Karyotype Analysis - Genetic Testing For The 21st Century

Karyotype Analysis – Genetic Testing For The 21st Century

By: - Science - August 24, 2011
karyotype analysis %E2%80%93 genetic testing for the 21st century

To define karyotype analysis is to define modern medicine’s miraculous ability to accurately diagnose chromosomal abnormalities that just a generation ago remained invisible and mysterious. Advancements in genetic testing have resulted in more information being available to the general public than ever before, and more advanced treatments to treat those illnesses that have become more prevalent or at least more noticeable with the advent of advanced diagnostic testing. In seeking to define karyotype testing it is useful to dissect the word “karyotype” itself. “Karyo-” refers to the nucleus of the cell, where genetic information is stored. The suffix “-type” refers to printing. Indeed, a karyotype analysis involves the printing of the chromosomes contained in a cell’s nucleus. Karyotype analysis has replaced other forms of genetic analysis, as it provides an actual photograph of an individual’s chromosomes, allowing doctors to have a much great ability to diagnose and treat their patients in a manner that is consistent with their personal illness, rather than relying upon a standard care that might not be suited to an individual. To define karytoptye is then a manner in which to provide personal care to patients that did not exist 25 years ago.

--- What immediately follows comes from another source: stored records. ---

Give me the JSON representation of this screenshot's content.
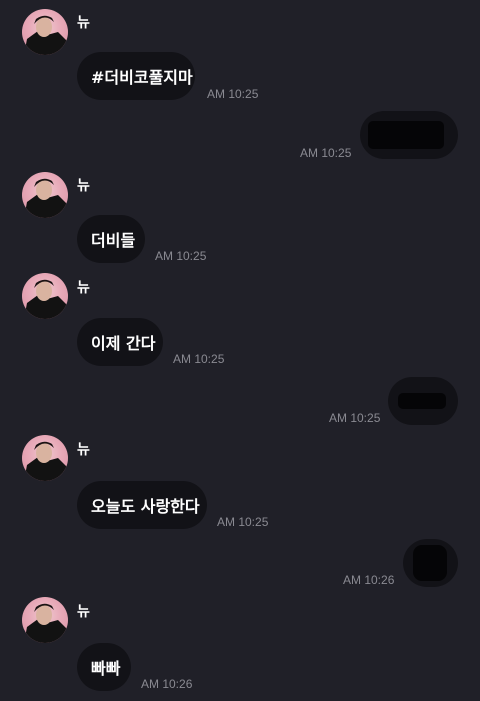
{
  "messages": [
    {
      "sender": "뉴",
      "text": "#더비코풀지마",
      "time": "AM 10:25"
    },
    {
      "time": "AM 10:25"
    },
    {
      "sender": "뉴",
      "text": "더비들",
      "time": "AM 10:25"
    },
    {
      "sender": "뉴",
      "text": "이제 간다",
      "time": "AM 10:25"
    },
    {
      "time": "AM 10:25"
    },
    {
      "sender": "뉴",
      "text": "오늘도 사랑한다",
      "time": "AM 10:25"
    },
    {
      "time": "AM 10:26"
    },
    {
      "sender": "뉴",
      "text": "빠빠",
      "time": "AM 10:26"
    }
  ],
  "colors": {
    "background": "#202028",
    "bubble": "#121217",
    "timestamp": "#8a8a92",
    "avatar_bg": "#e7a9b8"
  }
}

Karytyope analysis, which takes place in a genetics laboratory, involves a sample from the blood, placenta or amniotic fluid. White blood cells that are in the active division process are cultured and then a chemical is used to stop cell division at a particular stage where the chromosomes are especially compact. Chemical means are used to explode the cell itself, leaving the chromosomes exposed and visible. They are then stained and viewed under a microscope. Chromosomes will then be counted, as a normal individual possesses 46 while someone with, for example, Down Syndrome has 47 and other conditions may involve missing or translocated chromosomes. Light and dark bands will be visible, which distinguish the chromosomes from one another. The karyotype analysis will then analyze the chromosomes for abnormalities in their structure. The ability to analyze many details of chromosomal structure is part of what defines a karyotype. It is more thorough than some of the other forms of genetic analysis available, though there are also newer innovations that allow for even more detailed chromosomal analysis. Karyotype testing is presently used to test for Down Syndrome, Turner Syndrome, Klinefelter Syndrome, cri du chat syndrome, Angelman Syndrome, Prader-Willi Syndrome.

This tried and true method of testing for chromosomal abnormalities allows families, parents and friends to understand the diagnosis and make plans for the future of their family. It also often gives a sense of relief that comes with finally having a diagnosis instead of waiting and worrying about something that you think is wrong, but don’t know for sure.